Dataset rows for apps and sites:
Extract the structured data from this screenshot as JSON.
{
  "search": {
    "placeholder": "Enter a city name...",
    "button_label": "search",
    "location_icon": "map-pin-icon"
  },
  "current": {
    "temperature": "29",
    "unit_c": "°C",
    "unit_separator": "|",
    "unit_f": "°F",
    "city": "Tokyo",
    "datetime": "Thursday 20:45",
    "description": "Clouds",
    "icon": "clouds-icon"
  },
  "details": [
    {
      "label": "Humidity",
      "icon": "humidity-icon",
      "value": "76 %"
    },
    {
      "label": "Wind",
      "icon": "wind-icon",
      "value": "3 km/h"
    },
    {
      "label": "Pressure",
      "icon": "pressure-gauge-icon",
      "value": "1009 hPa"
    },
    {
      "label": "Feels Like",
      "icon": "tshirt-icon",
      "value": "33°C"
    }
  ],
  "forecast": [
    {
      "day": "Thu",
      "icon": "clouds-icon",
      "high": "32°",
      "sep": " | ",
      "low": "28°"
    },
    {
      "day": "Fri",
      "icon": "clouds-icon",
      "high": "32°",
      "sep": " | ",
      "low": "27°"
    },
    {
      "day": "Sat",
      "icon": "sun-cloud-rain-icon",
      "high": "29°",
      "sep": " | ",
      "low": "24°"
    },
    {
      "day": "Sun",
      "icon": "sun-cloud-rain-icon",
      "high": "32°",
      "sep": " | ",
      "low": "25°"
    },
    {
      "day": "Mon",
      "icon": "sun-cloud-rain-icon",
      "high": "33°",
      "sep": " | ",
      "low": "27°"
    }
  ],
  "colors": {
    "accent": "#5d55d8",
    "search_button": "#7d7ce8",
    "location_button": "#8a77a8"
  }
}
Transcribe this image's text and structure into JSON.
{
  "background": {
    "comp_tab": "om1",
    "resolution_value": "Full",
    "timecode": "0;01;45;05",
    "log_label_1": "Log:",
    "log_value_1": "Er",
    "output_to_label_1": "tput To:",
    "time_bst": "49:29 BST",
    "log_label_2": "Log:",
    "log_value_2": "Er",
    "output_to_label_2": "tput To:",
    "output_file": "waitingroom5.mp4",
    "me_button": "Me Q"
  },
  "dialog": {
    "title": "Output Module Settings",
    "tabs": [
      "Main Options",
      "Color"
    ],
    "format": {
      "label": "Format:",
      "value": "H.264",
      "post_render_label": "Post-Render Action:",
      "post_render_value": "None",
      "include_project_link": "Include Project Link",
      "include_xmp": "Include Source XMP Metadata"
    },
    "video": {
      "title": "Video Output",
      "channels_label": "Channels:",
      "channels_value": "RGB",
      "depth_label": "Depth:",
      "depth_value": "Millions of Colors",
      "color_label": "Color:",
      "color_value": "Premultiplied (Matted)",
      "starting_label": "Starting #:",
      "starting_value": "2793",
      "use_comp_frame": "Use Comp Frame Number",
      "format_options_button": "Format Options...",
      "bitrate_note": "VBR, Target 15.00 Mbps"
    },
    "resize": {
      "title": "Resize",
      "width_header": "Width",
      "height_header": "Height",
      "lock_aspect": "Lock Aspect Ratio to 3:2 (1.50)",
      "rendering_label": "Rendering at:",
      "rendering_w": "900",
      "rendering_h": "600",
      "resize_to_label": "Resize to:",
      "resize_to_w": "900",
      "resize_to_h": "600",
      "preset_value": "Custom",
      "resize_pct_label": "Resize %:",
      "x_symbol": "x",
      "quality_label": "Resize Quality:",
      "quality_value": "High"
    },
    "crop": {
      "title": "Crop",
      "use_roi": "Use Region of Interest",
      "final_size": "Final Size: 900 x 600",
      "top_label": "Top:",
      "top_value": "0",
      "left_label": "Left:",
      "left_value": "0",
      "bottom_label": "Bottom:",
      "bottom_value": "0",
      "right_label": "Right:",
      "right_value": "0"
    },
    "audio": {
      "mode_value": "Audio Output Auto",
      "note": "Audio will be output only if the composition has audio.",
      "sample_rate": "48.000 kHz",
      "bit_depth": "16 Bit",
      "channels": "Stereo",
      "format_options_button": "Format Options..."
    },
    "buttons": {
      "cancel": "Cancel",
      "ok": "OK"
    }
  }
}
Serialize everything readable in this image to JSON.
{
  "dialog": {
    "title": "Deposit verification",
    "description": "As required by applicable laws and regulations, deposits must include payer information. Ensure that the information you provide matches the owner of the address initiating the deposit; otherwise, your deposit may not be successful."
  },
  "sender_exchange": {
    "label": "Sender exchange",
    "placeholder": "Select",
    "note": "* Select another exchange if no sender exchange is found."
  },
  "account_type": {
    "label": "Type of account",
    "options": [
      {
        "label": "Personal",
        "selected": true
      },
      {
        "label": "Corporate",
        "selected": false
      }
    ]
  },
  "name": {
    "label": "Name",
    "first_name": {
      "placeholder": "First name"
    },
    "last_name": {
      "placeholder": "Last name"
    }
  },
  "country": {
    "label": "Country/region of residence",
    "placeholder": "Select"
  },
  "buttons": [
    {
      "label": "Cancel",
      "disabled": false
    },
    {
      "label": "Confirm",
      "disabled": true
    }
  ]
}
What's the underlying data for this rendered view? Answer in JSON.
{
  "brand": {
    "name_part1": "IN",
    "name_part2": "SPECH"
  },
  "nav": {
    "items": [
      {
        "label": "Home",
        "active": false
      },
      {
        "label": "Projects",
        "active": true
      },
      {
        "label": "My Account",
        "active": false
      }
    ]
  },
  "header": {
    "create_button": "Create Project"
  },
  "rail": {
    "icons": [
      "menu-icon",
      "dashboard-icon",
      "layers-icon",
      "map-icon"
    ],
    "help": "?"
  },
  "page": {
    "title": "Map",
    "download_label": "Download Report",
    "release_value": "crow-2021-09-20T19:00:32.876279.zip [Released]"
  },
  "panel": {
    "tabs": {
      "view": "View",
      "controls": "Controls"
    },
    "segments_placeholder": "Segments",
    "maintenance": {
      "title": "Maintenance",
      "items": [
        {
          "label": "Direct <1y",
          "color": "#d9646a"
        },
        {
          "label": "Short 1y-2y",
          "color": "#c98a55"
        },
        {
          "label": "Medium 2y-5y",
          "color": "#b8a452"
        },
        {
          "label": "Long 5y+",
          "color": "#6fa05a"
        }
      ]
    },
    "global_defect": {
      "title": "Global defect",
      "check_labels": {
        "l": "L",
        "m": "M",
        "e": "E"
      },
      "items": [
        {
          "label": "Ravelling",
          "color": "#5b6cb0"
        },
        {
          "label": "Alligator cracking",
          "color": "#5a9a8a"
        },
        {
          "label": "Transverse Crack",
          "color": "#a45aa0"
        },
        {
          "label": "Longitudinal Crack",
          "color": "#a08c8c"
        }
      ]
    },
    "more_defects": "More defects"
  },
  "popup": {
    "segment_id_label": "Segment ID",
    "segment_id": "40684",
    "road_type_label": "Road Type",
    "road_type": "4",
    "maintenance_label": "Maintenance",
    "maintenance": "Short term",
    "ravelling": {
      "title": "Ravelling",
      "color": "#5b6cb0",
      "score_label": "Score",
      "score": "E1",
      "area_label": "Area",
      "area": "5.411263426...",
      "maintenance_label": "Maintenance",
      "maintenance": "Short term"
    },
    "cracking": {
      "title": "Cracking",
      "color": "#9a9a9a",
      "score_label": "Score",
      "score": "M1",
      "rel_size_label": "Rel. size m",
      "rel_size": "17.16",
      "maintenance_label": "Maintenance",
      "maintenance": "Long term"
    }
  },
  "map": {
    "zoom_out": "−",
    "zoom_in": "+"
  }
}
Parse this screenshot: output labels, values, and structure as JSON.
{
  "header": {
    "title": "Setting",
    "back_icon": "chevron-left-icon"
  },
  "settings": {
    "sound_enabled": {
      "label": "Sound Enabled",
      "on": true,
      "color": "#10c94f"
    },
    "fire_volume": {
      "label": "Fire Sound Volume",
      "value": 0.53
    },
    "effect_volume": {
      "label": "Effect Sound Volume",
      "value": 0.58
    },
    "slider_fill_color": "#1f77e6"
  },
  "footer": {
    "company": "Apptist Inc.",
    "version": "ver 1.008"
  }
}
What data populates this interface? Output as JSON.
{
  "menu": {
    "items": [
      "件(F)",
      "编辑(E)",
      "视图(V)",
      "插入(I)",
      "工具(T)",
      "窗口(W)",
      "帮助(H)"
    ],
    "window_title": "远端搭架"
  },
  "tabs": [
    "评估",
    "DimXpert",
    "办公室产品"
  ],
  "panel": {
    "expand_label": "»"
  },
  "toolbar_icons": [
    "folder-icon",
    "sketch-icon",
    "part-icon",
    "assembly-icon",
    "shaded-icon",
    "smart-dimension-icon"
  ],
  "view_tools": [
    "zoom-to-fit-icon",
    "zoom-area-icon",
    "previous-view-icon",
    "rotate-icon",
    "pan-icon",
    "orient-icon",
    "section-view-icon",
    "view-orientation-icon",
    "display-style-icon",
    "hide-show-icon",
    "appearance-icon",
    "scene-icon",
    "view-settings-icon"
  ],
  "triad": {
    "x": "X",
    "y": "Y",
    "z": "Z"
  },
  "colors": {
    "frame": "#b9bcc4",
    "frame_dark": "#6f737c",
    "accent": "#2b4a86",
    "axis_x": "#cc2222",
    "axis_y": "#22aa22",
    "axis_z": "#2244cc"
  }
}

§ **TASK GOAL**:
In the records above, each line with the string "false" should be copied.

§ **RESULT**:
        "selected": false
      "disabled": false
        "active": false
        "active": false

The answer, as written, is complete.